Muscat: More people are coming forward to be tested for the Human Immunodeficiency Virus (HIV) in Oman, thanks to a long-running government campaign to eliminate the social stigma around the condition.
Data from the Ministry of Health revealed that 150 new cases of HIV/AIDS were recorded among Omanis in 2017, a 5.1 per cent increase compared with 2016. Almost 95 per cent of those who tested positive were male.
The social stigma attached to the condition had traditionally prevented people from coming forward for testing, but a raft of new policies, including the right to anonymity, have helped counter fears.
Statistics from the Voluntary Counselling and Testing Service (VCTS) showed that 201 people visited the VCTS between 2015 and 2017, while 1,056 people took the test in the first two months of 2018, most of them during a Muscat Festival health drive organised by the unit.
“Many patients are afraid of social stigma and of ruining their reputation, so they refuse to receive treatment, and some families even expel the person from the home,” said Hamida Al Shukeiry, a counsellor at the VCTS.
“We are keen to raise awareness in the community and clarify that this is not transmitted through daily interaction with people in the community such as shaking hands and sharing meals and other daily practices,” added Al Shukeiry.
HIV testing is free for all citizens and residents, and there is no need to bring identification as the examination is conducted in strict confidence.
The total number of HIV-counselled clients at the VCTS who underwent HIV testing and counselling from January 2015 until February 2018 stood at 1,266.
“Any person who contacts the hotline numbers for an HIV test is given an appointment for the test, and there are four health centres offering HIV check services in Muscat, Al Khoudh, Al Amerat, Quriyat, and Al Khuwair,” said Al Shukeiry.
“The clinics deal with diabetes, hypertension, dermatological, and HIV cases, and all of them are in the communicable diseases department,” she added.
“So, it is not possible to identify the nature of the blood test that a patient visits the clinic for.
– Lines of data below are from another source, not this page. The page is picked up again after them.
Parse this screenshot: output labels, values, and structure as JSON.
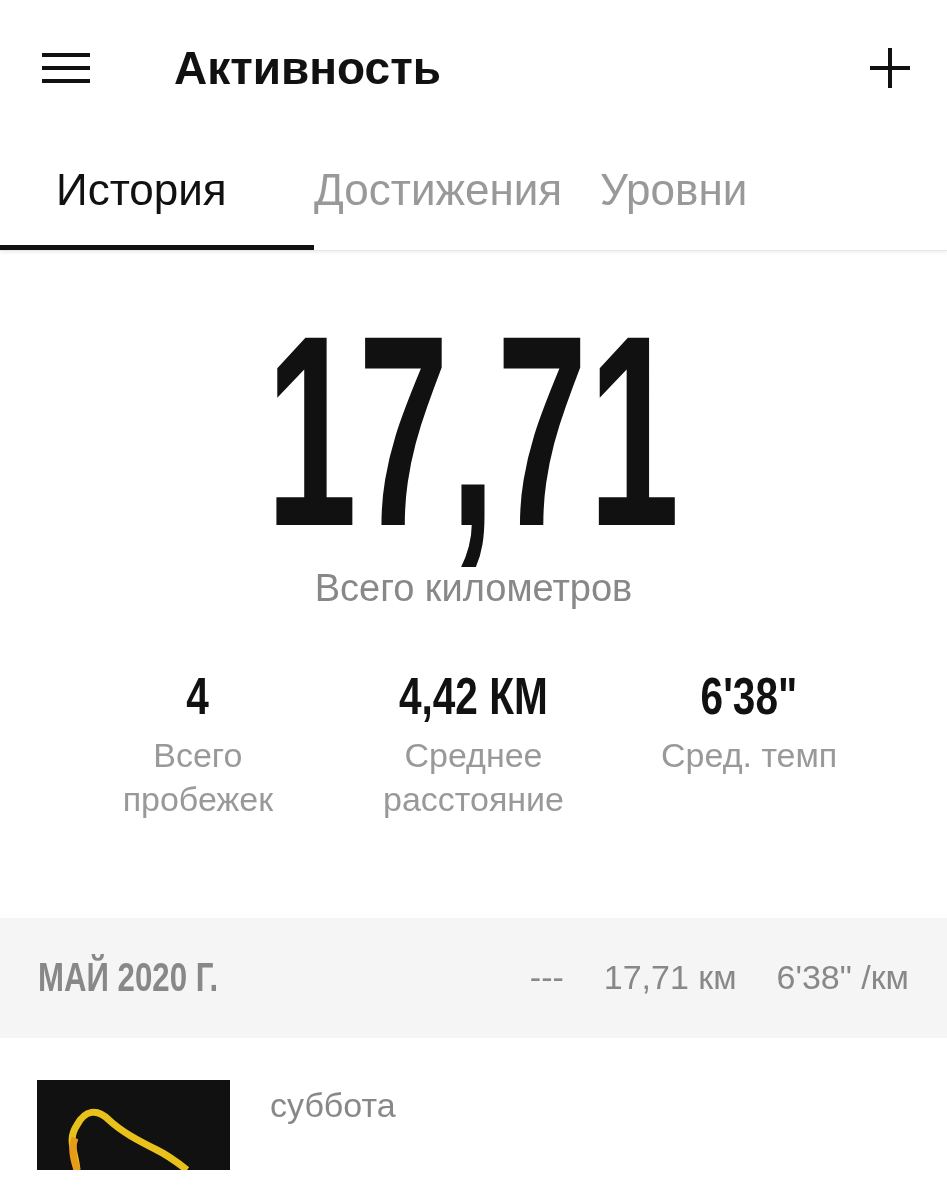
{
  "header": {
    "title": "Активность"
  },
  "tabs": [
    {
      "label": "История",
      "selected": true
    },
    {
      "label": "Достижения",
      "selected": false
    },
    {
      "label": "Уровни",
      "selected": false
    }
  ],
  "summary": {
    "total": "17,71",
    "total_label": "Всего километров"
  },
  "stats": [
    {
      "value": "4",
      "label": "Всего пробежек"
    },
    {
      "value": "4,42 КМ",
      "label": "Среднее расстояние"
    },
    {
      "value": "6'38\"",
      "label": "Сред. темп"
    }
  ],
  "month": {
    "title": "МАЙ 2020 Г.",
    "column_1": "---",
    "distance": "17,71 км",
    "pace": "6'38\" /км"
  },
  "runs": [
    {
      "day": "суббота",
      "kind": "picture"
    }
  ]
}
The client’s privacy and security are assured.”
“No questions will be asked and there is no need to bring an ID card,” she reiterated. “The patient will remain anonymous.”
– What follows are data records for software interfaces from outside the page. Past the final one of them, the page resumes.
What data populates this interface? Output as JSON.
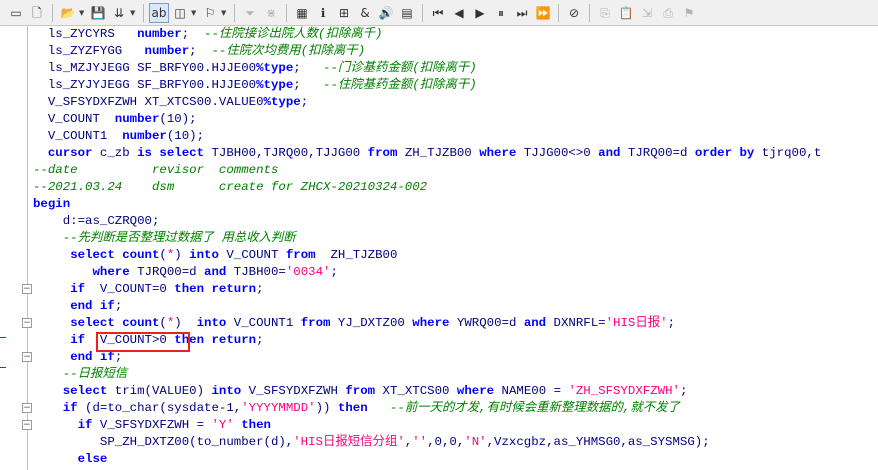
{
  "toolbar": {
    "buttons": [
      {
        "name": "new-file-icon",
        "glyph": "▭",
        "dropdown": false
      },
      {
        "name": "new-document-icon",
        "glyph": "🗋",
        "dropdown": false
      },
      {
        "name": "open-folder-icon",
        "glyph": "📂",
        "dropdown": true
      },
      {
        "name": "save-icon",
        "glyph": "💾",
        "dropdown": false
      },
      {
        "name": "save-all-icon",
        "glyph": "⇊",
        "dropdown": true
      },
      {
        "name": "text-mode-icon",
        "glyph": "ab",
        "dropdown": false,
        "pressed": true
      },
      {
        "name": "window-icon",
        "glyph": "◫",
        "dropdown": true
      },
      {
        "name": "filter-run-icon",
        "glyph": "⚐",
        "dropdown": true
      },
      {
        "name": "funnel-icon",
        "glyph": "⏷",
        "dropdown": false,
        "disabled": true
      },
      {
        "name": "clear-filter-icon",
        "glyph": "⋇",
        "dropdown": false,
        "disabled": true
      },
      {
        "name": "grid-icon",
        "glyph": "▦",
        "dropdown": false
      },
      {
        "name": "columns-icon",
        "glyph": "ℹ",
        "dropdown": false
      },
      {
        "name": "sequence-icon",
        "glyph": "⊞",
        "dropdown": false
      },
      {
        "name": "ampersand-icon",
        "glyph": "&",
        "dropdown": false
      },
      {
        "name": "speaker-icon",
        "glyph": "🔊",
        "dropdown": false
      },
      {
        "name": "document-view-icon",
        "glyph": "▤",
        "dropdown": false
      },
      {
        "name": "first-icon",
        "glyph": "⏮",
        "dropdown": false
      },
      {
        "name": "prev-icon",
        "glyph": "◀",
        "dropdown": false
      },
      {
        "name": "play-icon",
        "glyph": "▶",
        "dropdown": false
      },
      {
        "name": "pause-icon",
        "glyph": "⏸",
        "dropdown": false
      },
      {
        "name": "next-icon",
        "glyph": "⏭",
        "dropdown": false
      },
      {
        "name": "last-icon",
        "glyph": "⏩",
        "dropdown": false
      },
      {
        "name": "stop-debug-icon",
        "glyph": "⊘",
        "dropdown": false
      },
      {
        "name": "copy-disabled-icon",
        "glyph": "⎘",
        "dropdown": false,
        "disabled": true
      },
      {
        "name": "paste-disabled-icon",
        "glyph": "📋",
        "dropdown": false,
        "disabled": true
      },
      {
        "name": "export-disabled-icon",
        "glyph": "⇲",
        "dropdown": false,
        "disabled": true
      },
      {
        "name": "print-disabled-icon",
        "glyph": "⎙",
        "dropdown": false,
        "disabled": true
      },
      {
        "name": "flag-disabled-icon",
        "glyph": "⚑",
        "dropdown": false,
        "disabled": true
      }
    ]
  },
  "code_lines": [
    [
      {
        "t": "  ls_ZYCYRS   ",
        "c": "plain"
      },
      {
        "t": "number",
        "c": "kw"
      },
      {
        "t": ";  ",
        "c": "plain"
      },
      {
        "t": "--住院接诊出院人数(扣除离千)",
        "c": "cm"
      }
    ],
    [
      {
        "t": "  ls_ZYZFYGG   ",
        "c": "plain"
      },
      {
        "t": "number",
        "c": "kw"
      },
      {
        "t": ";  ",
        "c": "plain"
      },
      {
        "t": "--住院次均费用(扣除离干)",
        "c": "cm"
      }
    ],
    [
      {
        "t": "  ls_MZJYJEGG SF_BRFY00.HJJE00",
        "c": "plain"
      },
      {
        "t": "%type",
        "c": "kw"
      },
      {
        "t": ";   ",
        "c": "plain"
      },
      {
        "t": "--门诊基药金额(扣除离干)",
        "c": "cm"
      }
    ],
    [
      {
        "t": "  ls_ZYJYJEGG SF_BRFY00.HJJE00",
        "c": "plain"
      },
      {
        "t": "%type",
        "c": "kw"
      },
      {
        "t": ";   ",
        "c": "plain"
      },
      {
        "t": "--住院基药金额(扣除离干)",
        "c": "cm"
      }
    ],
    [
      {
        "t": "  V_SFSYDXFZWH XT_XTCS00.VALUE0",
        "c": "plain"
      },
      {
        "t": "%type",
        "c": "kw"
      },
      {
        "t": ";",
        "c": "plain"
      }
    ],
    [
      {
        "t": "  V_COUNT  ",
        "c": "plain"
      },
      {
        "t": "number",
        "c": "kw"
      },
      {
        "t": "(10);",
        "c": "plain"
      }
    ],
    [
      {
        "t": "  V_COUNT1  ",
        "c": "plain"
      },
      {
        "t": "number",
        "c": "kw"
      },
      {
        "t": "(10);",
        "c": "plain"
      }
    ],
    [
      {
        "t": "  ",
        "c": "plain"
      },
      {
        "t": "cursor",
        "c": "kw"
      },
      {
        "t": " c_zb ",
        "c": "plain"
      },
      {
        "t": "is select",
        "c": "kw"
      },
      {
        "t": " TJBH00,TJRQ00,TJJG00 ",
        "c": "plain"
      },
      {
        "t": "from",
        "c": "kw"
      },
      {
        "t": " ZH_TJZB00 ",
        "c": "plain"
      },
      {
        "t": "where",
        "c": "kw"
      },
      {
        "t": " TJJG00<>0 ",
        "c": "plain"
      },
      {
        "t": "and",
        "c": "kw"
      },
      {
        "t": " TJRQ00=d ",
        "c": "plain"
      },
      {
        "t": "order by",
        "c": "kw"
      },
      {
        "t": " tjrq00,t",
        "c": "plain"
      }
    ],
    [
      {
        "t": "--date          revisor  comments",
        "c": "cm"
      }
    ],
    [
      {
        "t": "--2021.03.24    dsm      create for ZHCX-20210324-002",
        "c": "cm"
      }
    ],
    [
      {
        "t": "begin",
        "c": "kw"
      }
    ],
    [
      {
        "t": "    d:=as_CZRQ00;",
        "c": "plain"
      }
    ],
    [
      {
        "t": "    ",
        "c": "plain"
      },
      {
        "t": "--先判断是否整理过数据了 用总收入判断",
        "c": "cm"
      }
    ],
    [
      {
        "t": "     ",
        "c": "plain"
      },
      {
        "t": "select count",
        "c": "kw"
      },
      {
        "t": "(",
        "c": "plain"
      },
      {
        "t": "*",
        "c": "str"
      },
      {
        "t": ") ",
        "c": "plain"
      },
      {
        "t": "into",
        "c": "kw"
      },
      {
        "t": " V_COUNT ",
        "c": "plain"
      },
      {
        "t": "from",
        "c": "kw"
      },
      {
        "t": "  ZH_TJZB00",
        "c": "plain"
      }
    ],
    [
      {
        "t": "        ",
        "c": "plain"
      },
      {
        "t": "where",
        "c": "kw"
      },
      {
        "t": " TJRQ00=d ",
        "c": "plain"
      },
      {
        "t": "and",
        "c": "kw"
      },
      {
        "t": " TJBH00=",
        "c": "plain"
      },
      {
        "t": "'0034'",
        "c": "str"
      },
      {
        "t": ";",
        "c": "plain"
      }
    ],
    [
      {
        "t": "     ",
        "c": "plain"
      },
      {
        "t": "if",
        "c": "kw"
      },
      {
        "t": "  V_COUNT=0 ",
        "c": "plain"
      },
      {
        "t": "then return",
        "c": "kw"
      },
      {
        "t": ";",
        "c": "plain"
      }
    ],
    [
      {
        "t": "     ",
        "c": "plain"
      },
      {
        "t": "end if",
        "c": "kw"
      },
      {
        "t": ";",
        "c": "plain"
      }
    ],
    [
      {
        "t": "     ",
        "c": "plain"
      },
      {
        "t": "select count",
        "c": "kw"
      },
      {
        "t": "(",
        "c": "plain"
      },
      {
        "t": "*",
        "c": "str"
      },
      {
        "t": ")  ",
        "c": "plain"
      },
      {
        "t": "into",
        "c": "kw"
      },
      {
        "t": " V_COUNT1 ",
        "c": "plain"
      },
      {
        "t": "from",
        "c": "kw"
      },
      {
        "t": " YJ_DXTZ00 ",
        "c": "plain"
      },
      {
        "t": "where",
        "c": "kw"
      },
      {
        "t": " YWRQ00=d ",
        "c": "plain"
      },
      {
        "t": "and",
        "c": "kw"
      },
      {
        "t": " DXNRFL=",
        "c": "plain"
      },
      {
        "t": "'HIS日报'",
        "c": "str"
      },
      {
        "t": ";",
        "c": "plain"
      }
    ],
    [
      {
        "t": "     ",
        "c": "plain"
      },
      {
        "t": "if",
        "c": "kw"
      },
      {
        "t": "  V_COUNT>0 ",
        "c": "plain"
      },
      {
        "t": "then return",
        "c": "kw"
      },
      {
        "t": ";",
        "c": "plain"
      }
    ],
    [
      {
        "t": "     ",
        "c": "plain"
      },
      {
        "t": "end if",
        "c": "kw"
      },
      {
        "t": ";",
        "c": "plain"
      }
    ],
    [
      {
        "t": "    ",
        "c": "plain"
      },
      {
        "t": "--日报短信",
        "c": "cm"
      }
    ],
    [
      {
        "t": "    ",
        "c": "plain"
      },
      {
        "t": "select",
        "c": "kw"
      },
      {
        "t": " trim(VALUE0) ",
        "c": "plain"
      },
      {
        "t": "into",
        "c": "kw"
      },
      {
        "t": " V_SFSYDXFZWH ",
        "c": "plain"
      },
      {
        "t": "from",
        "c": "kw"
      },
      {
        "t": " XT_XTCS00 ",
        "c": "plain"
      },
      {
        "t": "where",
        "c": "kw"
      },
      {
        "t": " NAME00 = ",
        "c": "plain"
      },
      {
        "t": "'ZH_SFSYDXFZWH'",
        "c": "str"
      },
      {
        "t": ";",
        "c": "plain"
      }
    ],
    [
      {
        "t": "    ",
        "c": "plain"
      },
      {
        "t": "if",
        "c": "kw"
      },
      {
        "t": " (d=to_char(sysdate-1,",
        "c": "plain"
      },
      {
        "t": "'YYYYMMDD'",
        "c": "str"
      },
      {
        "t": ")) ",
        "c": "plain"
      },
      {
        "t": "then",
        "c": "kw"
      },
      {
        "t": "   ",
        "c": "plain"
      },
      {
        "t": "--前一天的才发,有时候会重新整理数据的,就不发了",
        "c": "cm"
      }
    ],
    [
      {
        "t": "      ",
        "c": "plain"
      },
      {
        "t": "if",
        "c": "kw"
      },
      {
        "t": " V_SFSYDXFZWH = ",
        "c": "plain"
      },
      {
        "t": "'Y'",
        "c": "str"
      },
      {
        "t": " ",
        "c": "plain"
      },
      {
        "t": "then",
        "c": "kw"
      }
    ],
    [
      {
        "t": "         SP_ZH_DXTZ00(to_number(d),",
        "c": "plain"
      },
      {
        "t": "'HIS日报短信分组'",
        "c": "str"
      },
      {
        "t": ",",
        "c": "plain"
      },
      {
        "t": "''",
        "c": "str"
      },
      {
        "t": ",0,0,",
        "c": "plain"
      },
      {
        "t": "'N'",
        "c": "str"
      },
      {
        "t": ",Vzxcgbz,as_YHMSG0,as_SYSMSG);",
        "c": "plain"
      }
    ],
    [
      {
        "t": "      ",
        "c": "plain"
      },
      {
        "t": "else",
        "c": "kw"
      }
    ]
  ],
  "fold_markers": [
    {
      "line": 15,
      "glyph": "−"
    },
    {
      "line": 17,
      "glyph": "−"
    },
    {
      "line": 19,
      "glyph": "−"
    },
    {
      "line": 22,
      "glyph": "−"
    },
    {
      "line": 23,
      "glyph": "−"
    }
  ]
}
The first HIV diagnosis in Oman was made in 1984. According to the Ministry of Health, 2,920 Omanis were living with HIV as of 2017, compared with 1,684 in 2016.
The report also showed that the number of reported deaths due to HIV stood at 1,096 since the discovery of the disease in the Sultanate, with 61 of the deaths having occurred in 2016 and 41 in 2015.
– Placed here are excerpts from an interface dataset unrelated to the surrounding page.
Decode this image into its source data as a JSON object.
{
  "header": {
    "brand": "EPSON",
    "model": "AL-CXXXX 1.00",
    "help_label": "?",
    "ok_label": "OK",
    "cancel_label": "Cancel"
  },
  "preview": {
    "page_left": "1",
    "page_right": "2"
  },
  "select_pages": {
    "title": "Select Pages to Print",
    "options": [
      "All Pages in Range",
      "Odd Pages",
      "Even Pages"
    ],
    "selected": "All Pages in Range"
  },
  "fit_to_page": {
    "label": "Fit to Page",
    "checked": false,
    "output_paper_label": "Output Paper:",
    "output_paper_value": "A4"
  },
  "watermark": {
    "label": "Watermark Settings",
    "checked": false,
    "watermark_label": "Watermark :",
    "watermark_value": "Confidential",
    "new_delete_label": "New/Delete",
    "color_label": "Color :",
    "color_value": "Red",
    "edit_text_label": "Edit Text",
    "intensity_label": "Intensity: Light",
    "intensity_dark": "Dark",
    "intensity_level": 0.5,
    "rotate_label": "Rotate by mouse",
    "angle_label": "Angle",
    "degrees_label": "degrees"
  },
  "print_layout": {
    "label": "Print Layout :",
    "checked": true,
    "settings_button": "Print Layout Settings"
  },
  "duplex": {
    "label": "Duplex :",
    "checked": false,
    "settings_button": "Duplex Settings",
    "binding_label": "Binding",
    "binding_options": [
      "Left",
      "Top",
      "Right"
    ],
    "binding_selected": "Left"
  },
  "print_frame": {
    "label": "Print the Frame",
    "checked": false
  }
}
To learn more about free HIV tests in the Sultanate, call these numbers: Directorate of Disease Control (Muscat): 9114 8040, 9149 6777, 9065 6777, 9231 8777; Ministry of Health call centre 24 441 999.